As such the iPhone/iPod Touch is the game platform nobody expected. The hardware is good, Apple has integrated the distribution method into the hardware, and the revenue sharing scheme is significantly better than for other mobile media.
Even if the machines themselves are powerful, the design limitations of mobile platforms do not appear to be quite compatible with our current gameplay mechanisms -- the screens are small, and the keyboard does not allow one to play with more than two fingers. Touch screen-based phones offer a much more comfortable screen, but don't solve the control issue.
However, as always, specialized game mechanisms will surely appear. The use of the accelerometers in the iPhone is a smart way to circumvent the control issue and explains the success of Crash Bandicoot Nitro Kart on this platform.
We can wager that new forms of games will emerge that circumvent the weaknesses of mobile phones: role-playing or strategy games that do not require complex graphics and can work with limited interfaces.
WAP-, SMS- or MMS-based games, applications complementing more traditional games, games utilizing integrated cameras, co-op puzzle games where each individual holds some of the pieces, gambling games, social games, etc. While these examples are only speculation, I want to emphasize the fact that innovation always arises where we least expect it to.
Mobile games are probably the next horizon of multiplayer gaming as it is the only platform that, in the medium term, can open multiplayer gaming to the true mass market.
I already addressed this trend in a previous article. Its impact on game design and on the economic model of game commercialization will probably be significant. Fiction? Hardly. It is already the case with massively multiplayer games, as well as with the numerous free games relying on microtransactions to generate revenue.
EA DICE's Battlefield Heroes
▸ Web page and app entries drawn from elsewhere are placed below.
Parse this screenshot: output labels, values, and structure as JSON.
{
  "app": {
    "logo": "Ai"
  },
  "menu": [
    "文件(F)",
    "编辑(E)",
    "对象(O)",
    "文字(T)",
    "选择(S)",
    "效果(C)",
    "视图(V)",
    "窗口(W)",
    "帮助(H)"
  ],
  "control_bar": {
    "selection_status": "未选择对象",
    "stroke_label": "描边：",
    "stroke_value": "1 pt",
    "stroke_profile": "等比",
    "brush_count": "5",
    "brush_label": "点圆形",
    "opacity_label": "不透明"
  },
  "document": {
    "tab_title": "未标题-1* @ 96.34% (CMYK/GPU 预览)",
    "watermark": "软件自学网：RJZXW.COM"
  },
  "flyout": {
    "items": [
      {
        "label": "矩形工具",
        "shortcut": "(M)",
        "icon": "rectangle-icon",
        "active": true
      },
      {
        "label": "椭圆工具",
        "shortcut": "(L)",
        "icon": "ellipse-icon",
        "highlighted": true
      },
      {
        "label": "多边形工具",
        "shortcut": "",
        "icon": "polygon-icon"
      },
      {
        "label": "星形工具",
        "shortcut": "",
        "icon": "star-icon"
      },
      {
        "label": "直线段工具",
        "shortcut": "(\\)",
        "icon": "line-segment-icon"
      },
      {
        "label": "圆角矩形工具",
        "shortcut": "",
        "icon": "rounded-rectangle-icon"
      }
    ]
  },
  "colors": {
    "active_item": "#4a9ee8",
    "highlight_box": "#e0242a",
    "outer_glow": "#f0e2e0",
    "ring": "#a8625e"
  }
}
This business model has been pioneered by Asian publishers and developers and is likely to sweep our shores. It is, in fact, the path taken by EA for Battlefield Heroes, one of the forthcoming titles in the Battlefield series developed by the talented Swedish studio DICE.
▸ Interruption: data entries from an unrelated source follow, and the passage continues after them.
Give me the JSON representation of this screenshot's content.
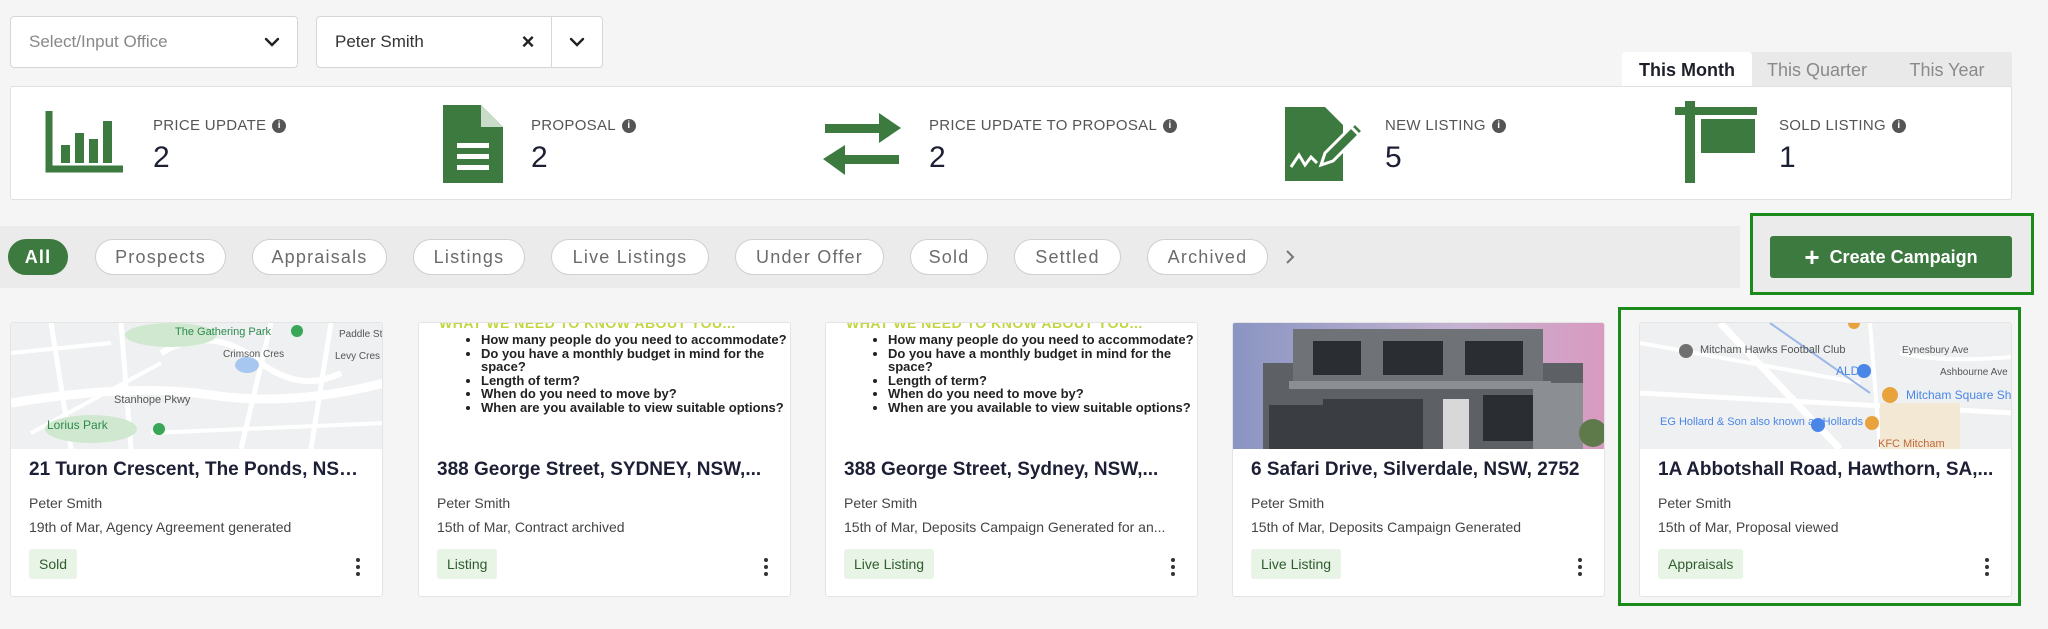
{
  "filters": {
    "office_placeholder": "Select/Input Office",
    "agent_value": "Peter Smith"
  },
  "period_tabs": [
    "This Month",
    "This Quarter",
    "This Year"
  ],
  "stats": [
    {
      "label": "PRICE UPDATE",
      "value": "2",
      "icon": "bar-chart-icon"
    },
    {
      "label": "PROPOSAL",
      "value": "2",
      "icon": "document-icon"
    },
    {
      "label": "PRICE UPDATE TO PROPOSAL",
      "value": "2",
      "icon": "swap-arrows-icon"
    },
    {
      "label": "NEW LISTING",
      "value": "5",
      "icon": "signature-doc-icon"
    },
    {
      "label": "SOLD LISTING",
      "value": "1",
      "icon": "sign-post-icon"
    }
  ],
  "status_tabs": [
    "All",
    "Prospects",
    "Appraisals",
    "Listings",
    "Live Listings",
    "Under Offer",
    "Sold",
    "Settled",
    "Archived"
  ],
  "create_campaign_label": "Create Campaign",
  "doc_thumb": {
    "heading": "WHAT WE NEED TO KNOW ABOUT YOU...",
    "bullets": [
      "How many people do you need to accommodate?",
      "Do you have a monthly budget in mind for the space?",
      "Length of term?",
      "When do you need to move by?",
      "When are you available to view suitable options?"
    ]
  },
  "map1_labels": {
    "park": "The Gathering Park",
    "street1": "Stanhope Pkwy",
    "park2": "Lorius Park",
    "cres": "Crimson Cres",
    "levy": "Levy Cres",
    "paddle": "Paddle St"
  },
  "map2_labels": {
    "club": "Mitcham Hawks Football Club",
    "aldi": "ALDI",
    "mall": "Mitcham Square Shopping Centre",
    "eg": "EG Hollard & Son also known as Hollards",
    "kfc": "KFC Mitcham",
    "eyn": "Eynesbury Ave",
    "ash": "Ashbourne Ave"
  },
  "cards": [
    {
      "title": "21 Turon Crescent, The Ponds, NSW,...",
      "agent": "Peter Smith",
      "activity": "19th of Mar, Agency Agreement generated",
      "tag": "Sold"
    },
    {
      "title": "388 George Street, SYDNEY, NSW,...",
      "agent": "Peter Smith",
      "activity": "15th of Mar, Contract archived",
      "tag": "Listing"
    },
    {
      "title": "388 George Street, Sydney, NSW,...",
      "agent": "Peter Smith",
      "activity": "15th of Mar, Deposits Campaign Generated for an...",
      "tag": "Live Listing"
    },
    {
      "title": "6 Safari Drive, Silverdale, NSW, 2752",
      "agent": "Peter Smith",
      "activity": "15th of Mar, Deposits Campaign Generated",
      "tag": "Live Listing"
    },
    {
      "title": "1A Abbotshall Road, Hawthorn, SA,...",
      "agent": "Peter Smith",
      "activity": "15th of Mar, Proposal viewed",
      "tag": "Appraisals"
    }
  ],
  "colors": {
    "brand": "#3d7a3f",
    "highlight": "#1a8a1a",
    "tag_bg": "#e8f4e5"
  }
}
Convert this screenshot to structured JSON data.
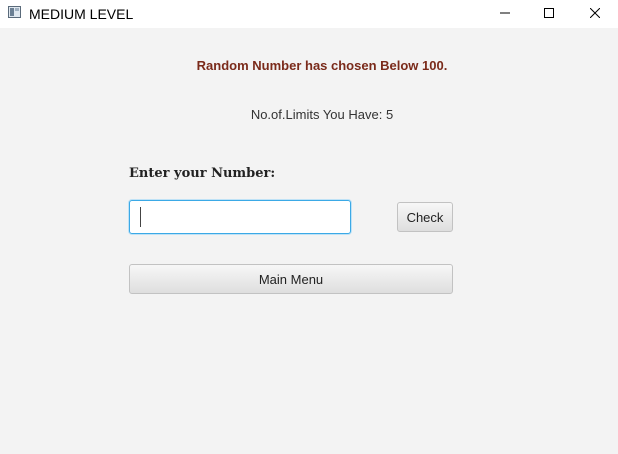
{
  "window": {
    "title": "MEDIUM LEVEL",
    "icon": "app-window-icon",
    "controls": [
      "minimize-icon",
      "maximize-icon",
      "close-icon"
    ]
  },
  "game": {
    "headline": "Random Number has chosen Below 100.",
    "limits_text": "No.of.Limits You Have: 5",
    "prompt_label": "Enter your Number:",
    "number_input": {
      "value": "",
      "placeholder": ""
    },
    "check_label": "Check",
    "main_menu_label": "Main Menu"
  },
  "colors": {
    "headline": "#7a2a1a",
    "focus_border": "#3ba9e6",
    "background": "#f3f3f3"
  }
}
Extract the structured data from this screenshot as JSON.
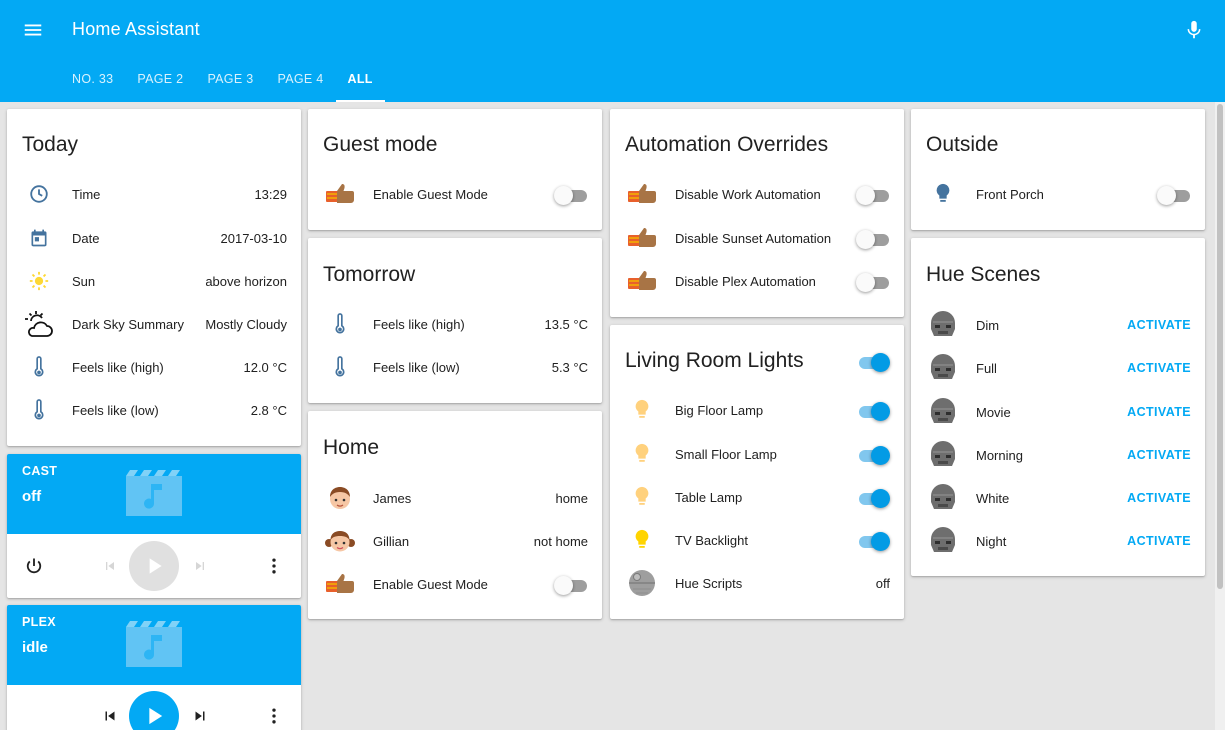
{
  "header": {
    "title": "Home Assistant",
    "menu_icon": "menu-icon",
    "mic_icon": "microphone-icon",
    "accent": "#03a9f4"
  },
  "tabs": [
    {
      "label": "NO. 33"
    },
    {
      "label": "PAGE 2"
    },
    {
      "label": "PAGE 3"
    },
    {
      "label": "PAGE 4"
    },
    {
      "label": "ALL",
      "active": true
    }
  ],
  "today": {
    "title": "Today",
    "rows": [
      {
        "icon": "clock-icon",
        "name": "Time",
        "state": "13:29"
      },
      {
        "icon": "calendar-icon",
        "name": "Date",
        "state": "2017-03-10"
      },
      {
        "icon": "sun-icon",
        "name": "Sun",
        "state": "above horizon"
      },
      {
        "icon": "partly-cloudy-icon",
        "name": "Dark Sky Summary",
        "state": "Mostly Cloudy"
      },
      {
        "icon": "thermometer-icon",
        "name": "Feels like (high)",
        "state": "12.0 °C"
      },
      {
        "icon": "thermometer-icon",
        "name": "Feels like (low)",
        "state": "2.8 °C"
      }
    ]
  },
  "cast": {
    "name": "CAST",
    "state": "off"
  },
  "plex": {
    "name": "PLEX",
    "state": "idle"
  },
  "guest_mode": {
    "title": "Guest mode",
    "rows": [
      {
        "icon": "thumbs-up-icon",
        "name": "Enable Guest Mode",
        "on": false
      }
    ]
  },
  "tomorrow": {
    "title": "Tomorrow",
    "rows": [
      {
        "icon": "thermometer-icon",
        "name": "Feels like (high)",
        "state": "13.5 °C"
      },
      {
        "icon": "thermometer-icon",
        "name": "Feels like (low)",
        "state": "5.3 °C"
      }
    ]
  },
  "home": {
    "title": "Home",
    "rows": [
      {
        "icon": "avatar-james-icon",
        "name": "James",
        "state": "home"
      },
      {
        "icon": "avatar-gillian-icon",
        "name": "Gillian",
        "state": "not home"
      },
      {
        "icon": "thumbs-up-icon",
        "name": "Enable Guest Mode",
        "on": false
      }
    ]
  },
  "automation": {
    "title": "Automation Overrides",
    "rows": [
      {
        "icon": "thumbs-up-icon",
        "name": "Disable Work Automation",
        "on": false
      },
      {
        "icon": "thumbs-up-icon",
        "name": "Disable Sunset Automation",
        "on": false
      },
      {
        "icon": "thumbs-up-icon",
        "name": "Disable Plex Automation",
        "on": false
      }
    ]
  },
  "living_room": {
    "title": "Living Room Lights",
    "group_on": true,
    "rows": [
      {
        "icon": "lightbulb-icon",
        "name": "Big Floor Lamp",
        "on": true
      },
      {
        "icon": "lightbulb-icon",
        "name": "Small Floor Lamp",
        "on": true
      },
      {
        "icon": "lightbulb-icon",
        "name": "Table Lamp",
        "on": true
      },
      {
        "icon": "lightbulb-icon",
        "name": "TV Backlight",
        "on": true
      },
      {
        "icon": "death-star-icon",
        "name": "Hue Scripts",
        "state": "off"
      }
    ]
  },
  "outside": {
    "title": "Outside",
    "rows": [
      {
        "icon": "lightbulb-icon",
        "name": "Front Porch",
        "on": false
      }
    ]
  },
  "hue_scenes": {
    "title": "Hue Scenes",
    "action_label": "ACTIVATE",
    "rows": [
      {
        "icon": "helmet-icon",
        "name": "Dim"
      },
      {
        "icon": "helmet-icon",
        "name": "Full"
      },
      {
        "icon": "helmet-icon",
        "name": "Movie"
      },
      {
        "icon": "helmet-icon",
        "name": "Morning"
      },
      {
        "icon": "helmet-icon",
        "name": "White"
      },
      {
        "icon": "helmet-icon",
        "name": "Night"
      }
    ]
  }
}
Single player games are making use of downloadable content: new equipment, levels, missions, game modes, settings, opponents, etc. There's every chance this will become increasingly extensive.
We can easily predict the impact of this development on the economic model for publishers; that is to say, significant revenue generated by a game will no longer necessarily stop with the initial distribution of the box.